• [Web page and app entries]:
>>

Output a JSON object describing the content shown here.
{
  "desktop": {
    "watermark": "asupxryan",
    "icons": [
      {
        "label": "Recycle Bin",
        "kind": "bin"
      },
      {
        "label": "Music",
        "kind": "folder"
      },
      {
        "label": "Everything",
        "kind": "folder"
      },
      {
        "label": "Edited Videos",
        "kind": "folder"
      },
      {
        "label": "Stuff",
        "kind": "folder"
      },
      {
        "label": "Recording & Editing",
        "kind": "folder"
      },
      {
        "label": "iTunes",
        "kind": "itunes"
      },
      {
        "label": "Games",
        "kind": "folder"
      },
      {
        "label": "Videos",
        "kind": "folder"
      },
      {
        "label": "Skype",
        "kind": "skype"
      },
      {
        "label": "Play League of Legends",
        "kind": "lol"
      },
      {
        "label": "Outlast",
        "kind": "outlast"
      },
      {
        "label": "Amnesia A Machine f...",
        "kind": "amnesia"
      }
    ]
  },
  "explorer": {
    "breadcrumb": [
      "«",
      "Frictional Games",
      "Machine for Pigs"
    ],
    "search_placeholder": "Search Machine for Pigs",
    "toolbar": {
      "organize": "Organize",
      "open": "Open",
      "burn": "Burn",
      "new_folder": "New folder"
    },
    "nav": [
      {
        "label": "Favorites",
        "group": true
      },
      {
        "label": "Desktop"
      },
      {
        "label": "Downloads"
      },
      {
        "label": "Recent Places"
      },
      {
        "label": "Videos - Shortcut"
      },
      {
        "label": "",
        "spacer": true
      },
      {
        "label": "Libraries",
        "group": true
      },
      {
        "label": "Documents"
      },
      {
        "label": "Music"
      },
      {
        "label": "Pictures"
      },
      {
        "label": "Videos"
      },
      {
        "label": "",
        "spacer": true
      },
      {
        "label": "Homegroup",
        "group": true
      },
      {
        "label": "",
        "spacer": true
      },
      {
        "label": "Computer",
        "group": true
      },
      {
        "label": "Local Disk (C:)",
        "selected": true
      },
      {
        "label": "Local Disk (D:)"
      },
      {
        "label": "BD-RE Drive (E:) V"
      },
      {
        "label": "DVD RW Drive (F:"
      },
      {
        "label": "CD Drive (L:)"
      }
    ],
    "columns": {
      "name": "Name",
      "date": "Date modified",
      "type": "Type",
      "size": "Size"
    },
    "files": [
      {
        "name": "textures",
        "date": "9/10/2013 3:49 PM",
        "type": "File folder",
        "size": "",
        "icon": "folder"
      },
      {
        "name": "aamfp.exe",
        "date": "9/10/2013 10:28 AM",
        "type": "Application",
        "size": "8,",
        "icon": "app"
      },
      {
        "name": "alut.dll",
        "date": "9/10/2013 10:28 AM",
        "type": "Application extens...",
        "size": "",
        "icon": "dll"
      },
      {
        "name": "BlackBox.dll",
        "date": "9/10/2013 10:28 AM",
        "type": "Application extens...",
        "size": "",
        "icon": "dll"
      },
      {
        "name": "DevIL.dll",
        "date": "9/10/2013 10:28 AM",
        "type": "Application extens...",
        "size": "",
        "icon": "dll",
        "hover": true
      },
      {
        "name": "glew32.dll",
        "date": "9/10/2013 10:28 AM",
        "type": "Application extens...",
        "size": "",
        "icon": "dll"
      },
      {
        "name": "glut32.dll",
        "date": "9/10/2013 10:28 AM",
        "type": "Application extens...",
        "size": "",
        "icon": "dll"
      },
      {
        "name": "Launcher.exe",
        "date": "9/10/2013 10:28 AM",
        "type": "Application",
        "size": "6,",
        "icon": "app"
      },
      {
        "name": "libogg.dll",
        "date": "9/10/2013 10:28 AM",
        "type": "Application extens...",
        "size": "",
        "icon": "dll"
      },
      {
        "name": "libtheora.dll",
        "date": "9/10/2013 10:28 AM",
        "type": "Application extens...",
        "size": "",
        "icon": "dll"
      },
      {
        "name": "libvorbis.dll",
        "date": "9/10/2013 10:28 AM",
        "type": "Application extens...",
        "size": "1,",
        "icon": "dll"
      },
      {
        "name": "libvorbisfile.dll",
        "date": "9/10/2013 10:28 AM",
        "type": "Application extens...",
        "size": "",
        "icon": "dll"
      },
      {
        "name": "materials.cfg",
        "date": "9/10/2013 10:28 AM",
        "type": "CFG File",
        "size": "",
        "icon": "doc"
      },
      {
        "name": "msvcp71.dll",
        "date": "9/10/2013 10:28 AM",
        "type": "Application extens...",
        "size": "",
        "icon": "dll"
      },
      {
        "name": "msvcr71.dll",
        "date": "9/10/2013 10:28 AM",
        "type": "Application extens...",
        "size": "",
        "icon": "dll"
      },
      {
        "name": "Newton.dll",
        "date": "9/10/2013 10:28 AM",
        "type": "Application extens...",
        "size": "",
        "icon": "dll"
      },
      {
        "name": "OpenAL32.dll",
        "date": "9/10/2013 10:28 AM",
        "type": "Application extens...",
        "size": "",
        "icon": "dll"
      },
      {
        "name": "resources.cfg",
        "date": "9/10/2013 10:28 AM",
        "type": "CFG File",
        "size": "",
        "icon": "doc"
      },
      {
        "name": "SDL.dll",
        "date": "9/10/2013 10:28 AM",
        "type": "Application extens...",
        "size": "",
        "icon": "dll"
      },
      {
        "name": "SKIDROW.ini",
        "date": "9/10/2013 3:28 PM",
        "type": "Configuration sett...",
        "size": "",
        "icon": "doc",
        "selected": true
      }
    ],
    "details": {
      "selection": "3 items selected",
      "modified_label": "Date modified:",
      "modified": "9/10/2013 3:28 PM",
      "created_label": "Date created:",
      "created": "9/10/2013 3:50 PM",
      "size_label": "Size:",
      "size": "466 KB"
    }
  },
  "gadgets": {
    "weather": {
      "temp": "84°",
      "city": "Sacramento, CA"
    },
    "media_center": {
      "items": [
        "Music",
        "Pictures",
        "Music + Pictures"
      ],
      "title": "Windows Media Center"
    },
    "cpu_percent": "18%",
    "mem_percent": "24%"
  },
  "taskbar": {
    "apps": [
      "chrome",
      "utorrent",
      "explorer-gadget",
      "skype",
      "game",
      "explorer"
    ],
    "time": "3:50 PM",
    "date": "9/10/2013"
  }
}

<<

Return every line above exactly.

• [Output of the task]:
Output a JSON object describing the content shown here.
{
  "desktop": {
    "watermark": "asupxryan",
    "icons": [
      {
        "label": "Recycle Bin",
        "kind": "bin"
      },
      {
        "label": "Music",
        "kind": "folder"
      },
      {
        "label": "Everything",
        "kind": "folder"
      },
      {
        "label": "Edited Videos",
        "kind": "folder"
      },
      {
        "label": "Stuff",
        "kind": "folder"
      },
      {
        "label": "Recording & Editing",
        "kind": "folder"
      },
      {
        "label": "iTunes",
        "kind": "itunes"
      },
      {
        "label": "Games",
        "kind": "folder"
      },
      {
        "label": "Videos",
        "kind": "folder"
      },
      {
        "label": "Skype",
        "kind": "skype"
      },
      {
        "label": "Play League of Legends",
        "kind": "lol"
      },
      {
        "label": "Outlast",
        "kind": "outlast"
      },
      {
        "label": "Amnesia A Machine f...",
        "kind": "amnesia"
      }
    ]
  },
  "explorer": {
    "breadcrumb": [
      "«",
      "Frictional Games",
      "Machine for Pigs"
    ],
    "search_placeholder": "Search Machine for Pigs",
    "toolbar": {
      "organize": "Organize",
      "open": "Open",
      "burn": "Burn",
      "new_folder": "New folder"
    },
    "nav": [
      {
        "label": "Favorites",
        "group": true
      },
      {
        "label": "Desktop"
      },
      {
        "label": "Downloads"
      },
      {
        "label": "Recent Places"
      },
      {
        "label": "Videos - Shortcut"
      },
      {
        "label": "",
        "spacer": true
      },
      {
        "label": "Libraries",
        "group": true
      },
      {
        "label": "Documents"
      },
      {
        "label": "Music"
      },
      {
        "label": "Pictures"
      },
      {
        "label": "Videos"
      },
      {
        "label": "",
        "spacer": true
      },
      {
        "label": "Homegroup",
        "group": true
      },
      {
        "label": "",
        "spacer": true
      },
      {
        "label": "Computer",
        "group": true
      },
      {
        "label": "Local Disk (C:)",
        "selected": true
      },
      {
        "label": "Local Disk (D:)"
      },
      {
        "label": "BD-RE Drive (E:) V"
      },
      {
        "label": "DVD RW Drive (F:"
      },
      {
        "label": "CD Drive (L:)"
      }
    ],
    "columns": {
      "name": "Name",
      "date": "Date modified",
      "type": "Type",
      "size": "Size"
    },
    "files": [
      {
        "name": "textures",
        "date": "9/10/2013 3:49 PM",
        "type": "File folder",
        "size": "",
        "icon": "folder"
      },
      {
        "name": "aamfp.exe",
        "date": "9/10/2013 10:28 AM",
        "type": "Application",
        "size": "8,",
        "icon": "app"
      },
      {
        "name": "alut.dll",
        "date": "9/10/2013 10:28 AM",
        "type": "Application extens...",
        "size": "",
        "icon": "dll"
      },
      {
        "name": "BlackBox.dll",
        "date": "9/10/2013 10:28 AM",
        "type": "Application extens...",
        "size": "",
        "icon": "dll"
      },
      {
        "name": "DevIL.dll",
        "date": "9/10/2013 10:28 AM",
        "type": "Application extens...",
        "size": "",
        "icon": "dll",
        "hover": true
      },
      {
        "name": "glew32.dll",
        "date": "9/10/2013 10:28 AM",
        "type": "Application extens...",
        "size": "",
        "icon": "dll"
      },
      {
        "name": "glut32.dll",
        "date": "9/10/2013 10:28 AM",
        "type": "Application extens...",
        "size": "",
        "icon": "dll"
      },
      {
        "name": "Launcher.exe",
        "date": "9/10/2013 10:28 AM",
        "type": "Application",
        "size": "6,",
        "icon": "app"
      },
      {
        "name": "libogg.dll",
        "date": "9/10/2013 10:28 AM",
        "type": "Application extens...",
        "size": "",
        "icon": "dll"
      },
      {
        "name": "libtheora.dll",
        "date": "9/10/2013 10:28 AM",
        "type": "Application extens...",
        "size": "",
        "icon": "dll"
      },
      {
        "name": "libvorbis.dll",
        "date": "9/10/2013 10:28 AM",
        "type": "Application extens...",
        "size": "1,",
        "icon": "dll"
      },
      {
        "name": "libvorbisfile.dll",
        "date": "9/10/2013 10:28 AM",
        "type": "Application extens...",
        "size": "",
        "icon": "dll"
      },
      {
        "name": "materials.cfg",
        "date": "9/10/2013 10:28 AM",
        "type": "CFG File",
        "size": "",
        "icon": "doc"
      },
      {
        "name": "msvcp71.dll",
        "date": "9/10/2013 10:28 AM",
        "type": "Application extens...",
        "size": "",
        "icon": "dll"
      },
      {
        "name": "msvcr71.dll",
        "date": "9/10/2013 10:28 AM",
        "type": "Application extens...",
        "size": "",
        "icon": "dll"
      },
      {
        "name": "Newton.dll",
        "date": "9/10/2013 10:28 AM",
        "type": "Application extens...",
        "size": "",
        "icon": "dll"
      },
      {
        "name": "OpenAL32.dll",
        "date": "9/10/2013 10:28 AM",
        "type": "Application extens...",
        "size": "",
        "icon": "dll"
      },
      {
        "name": "resources.cfg",
        "date": "9/10/2013 10:28 AM",
        "type": "CFG File",
        "size": "",
        "icon": "doc"
      },
      {
        "name": "SDL.dll",
        "date": "9/10/2013 10:28 AM",
        "type": "Application extens...",
        "size": "",
        "icon": "dll"
      },
      {
        "name": "SKIDROW.ini",
        "date": "9/10/2013 3:28 PM",
        "type": "Configuration sett...",
        "size": "",
        "icon": "doc",
        "selected": true
      }
    ],
    "details": {
      "selection": "3 items selected",
      "modified_label": "Date modified:",
      "modified": "9/10/2013 3:28 PM",
      "created_label": "Date created:",
      "created": "9/10/2013 3:50 PM",
      "size_label": "Size:",
      "size": "466 KB"
    }
  },
  "gadgets": {
    "weather": {
      "temp": "84°",
      "city": "Sacramento, CA"
    },
    "media_center": {
      "items": [
        "Music",
        "Pictures",
        "Music + Pictures"
      ],
      "title": "Windows Media Center"
    },
    "cpu_percent": "18%",
    "mem_percent": "24%"
  },
  "taskbar": {
    "apps": [
      "chrome",
      "utorrent",
      "explorer-gadget",
      "skype",
      "game",
      "explorer"
    ],
    "time": "3:50 PM",
    "date": "9/10/2013"
  }
}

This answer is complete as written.